The composer once claimed he set out to create music both ordinary and fantastic at the same time, like a normal day of the week. His theatre piece On This Planet (2002) proved a landmark in Nordic music theatre, a genre-defying creation that brought the varied threads of Nordentoft’s creative work together and forged a new, arresting idiom from them. It communicated the essence of human life with straightforwardness and passion.
Nordentoft was raised as a guitarist, violinist and pianist and spent much of his youth playing in bands. He studied composition at the Royal Danish Academy of Music in Copenhagen with Ib Nørholm and Hans Abrahamsen, and at the Royal Academy of Music in Aarhus with Per Nørgård. Over the course of a four-decade career writing music, he has prioritized quality over quantity.
From the start, Nordentoft was disciplined with his music’s structural coherence while willing it to convey the bigger picture of life on earth. Two Movements (1978) sets up a simple, repeating mechanism as both a formal scheme and a framework for niggling intimacy. A strong rhythmic emphasis characterized many of Nordentoft’s works of the 1980s. The orchestral score Entgegen (1985) judders forwards with driving insistence; the solo cello work Cathedral (1985) weaves a single thread that builds huge cumulative power, expanding to fill the space implied by its title.
In the decade that followed, that focus began to link arms with sensuality, lyricism and harmonic depth. The Shadow of This Lip (1990) for violin and piano adumbrates a new sensitivity to melody while Zenevera sesio (1992) carves out a hovering, looping sound-space inspired by a psychedelic poem from the pen of Michael Strunge. The cello concerto Sweet Kindness (1996) fulfills the promise of its literal title; later renamed Light Imprisoned, it consists of an arching structure pinned into place by two cadenzas, with the solo cello playing a searching elegy in between.

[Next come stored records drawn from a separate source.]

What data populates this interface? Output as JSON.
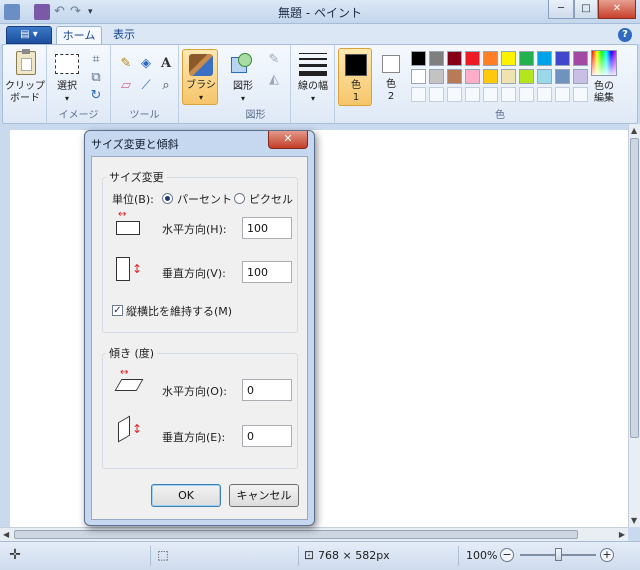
{
  "window": {
    "title": "無題 - ペイント",
    "minimize_glyph": "─",
    "maximize_glyph": "□",
    "close_glyph": "✕"
  },
  "tabs": {
    "file_glyph": "▤ ▾",
    "home": "ホーム",
    "view": "表示",
    "help_glyph": "?"
  },
  "ribbon": {
    "clipboard": {
      "label": "クリップ\nボード"
    },
    "image": {
      "select_label": "選択",
      "group_label": "イメージ"
    },
    "tools": {
      "group_label": "ツール"
    },
    "brush": {
      "label": "ブラシ"
    },
    "shapes": {
      "label": "図形",
      "group_label": "図形"
    },
    "size": {
      "label": "線の幅"
    },
    "color1": {
      "label": "色\n1"
    },
    "color2": {
      "label": "色\n2"
    },
    "colors": {
      "group_label": "色"
    },
    "edit_colors": {
      "label": "色の\n編集"
    }
  },
  "palette": {
    "row1": [
      "#000000",
      "#7f7f7f",
      "#880015",
      "#ed1c24",
      "#ff7f27",
      "#fff200",
      "#22b14c",
      "#00a2e8",
      "#3f48cc",
      "#a349a4"
    ],
    "row2": [
      "#ffffff",
      "#c3c3c3",
      "#b97a57",
      "#ffaec9",
      "#ffc90e",
      "#efe4b0",
      "#b5e61d",
      "#99d9ea",
      "#7092be",
      "#c8bfe7"
    ],
    "primary": "#000000",
    "secondary": "#ffffff"
  },
  "dialog": {
    "title": "サイズ変更と傾斜",
    "close_glyph": "✕",
    "resize": {
      "legend": "サイズ変更",
      "units_label": "単位(B):",
      "percent_label": "パーセント",
      "pixels_label": "ピクセル",
      "selected_unit": "percent",
      "horizontal_label": "水平方向(H):",
      "horizontal_value": "100",
      "vertical_label": "垂直方向(V):",
      "vertical_value": "100",
      "keep_ratio_label": "縦横比を維持する(M)",
      "keep_ratio_checked": true
    },
    "skew": {
      "legend": "傾き (度)",
      "horizontal_label": "水平方向(O):",
      "horizontal_value": "0",
      "vertical_label": "垂直方向(E):",
      "vertical_value": "0"
    },
    "ok_label": "OK",
    "cancel_label": "キャンセル"
  },
  "statusbar": {
    "dimensions": "768 × 582px",
    "zoom": "100%",
    "zoom_level": 0.5,
    "zoom_out_glyph": "−",
    "zoom_in_glyph": "+"
  }
}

Light Imprisoned is archetype Nordentoft in its combination of aesthetic ambition and formal pragmatism. It is fundamentally stable, establishing an atmosphere and then examining it like a prism in rotation. It features a classically Nordic exploration of light (often by means of harmonics), while its rigid structure is echoed in the through-line of HillShapes-WindStillness (2000) and the organization of Pointed Out (2006), in which an existing kit-of-parts is re-assembled over time. The same sort of poetic logic, linked to the unfolding patterns propagated by the Aarhus School, exists in the piano trio Doruntine (1994) where the structural DNA is unraveled with notable beauty. In Hymne (1996), block chords are deconstructed as notes are removed one by one.
Many of Nordentoft’s works give the impression of an eclectic range of styles coexisting; pop, jazz, modernism and classical romanticism poke out of music that remains wholly integrated and unmistakably impulsive. In writing for smaller and smaller ensembles throughout the 1990s, the composer was more able to explore the internal contrasts that appear to drive so many of his works. The focus of his ensemble pieces is exemplified in Stream
(2017), an organic, tight and rhetoric-free conversation for chamber ensemble whose velocity is determined by its own undercurrents of unease.
Some scores take a particular approach to the idea of combining unlikely partners that maintain their independence. Dance of Separation (1998) is a vigorous workout for string sextet in which two elements bound by tension are prized apart. In City of Threads (1994), individuals face up to the threatening grandeur of the city while recurring, repeating notes convey the endless cycle of urban life. The idea was taken forward in the more recent work City Trance (2019), a frenetic and taut score for solo piano that look at various urban landscapes with a marked sense of perspective, as if viewing them from the windows of a skyscraper.
With an acute sense of passing time and of the individual’s plight in the world, City of Threads foreshadowed On This Planet (2002), a series of wildly expressive and free-spirited songs that present a picture of one man’s journey through life and the fleeting spaciousness of existence. Work on this score threw up two additional, emotionally brittle songs for male voice and ensemble, Days I Have Held (2019). Both have been followed by song cycles that leave a similar same residue, most recently Noch bist du da (2019).
Anders Nordentoft has written over 60 published works for ensembles of all sizes and configurations. He has taught composition at the Royal Danish Academy of Music and is a former winner of the Carl Nielsen Prize (1997) and the Edition Wilhelm Hansen award (2002).
Andrew Mellor, 2019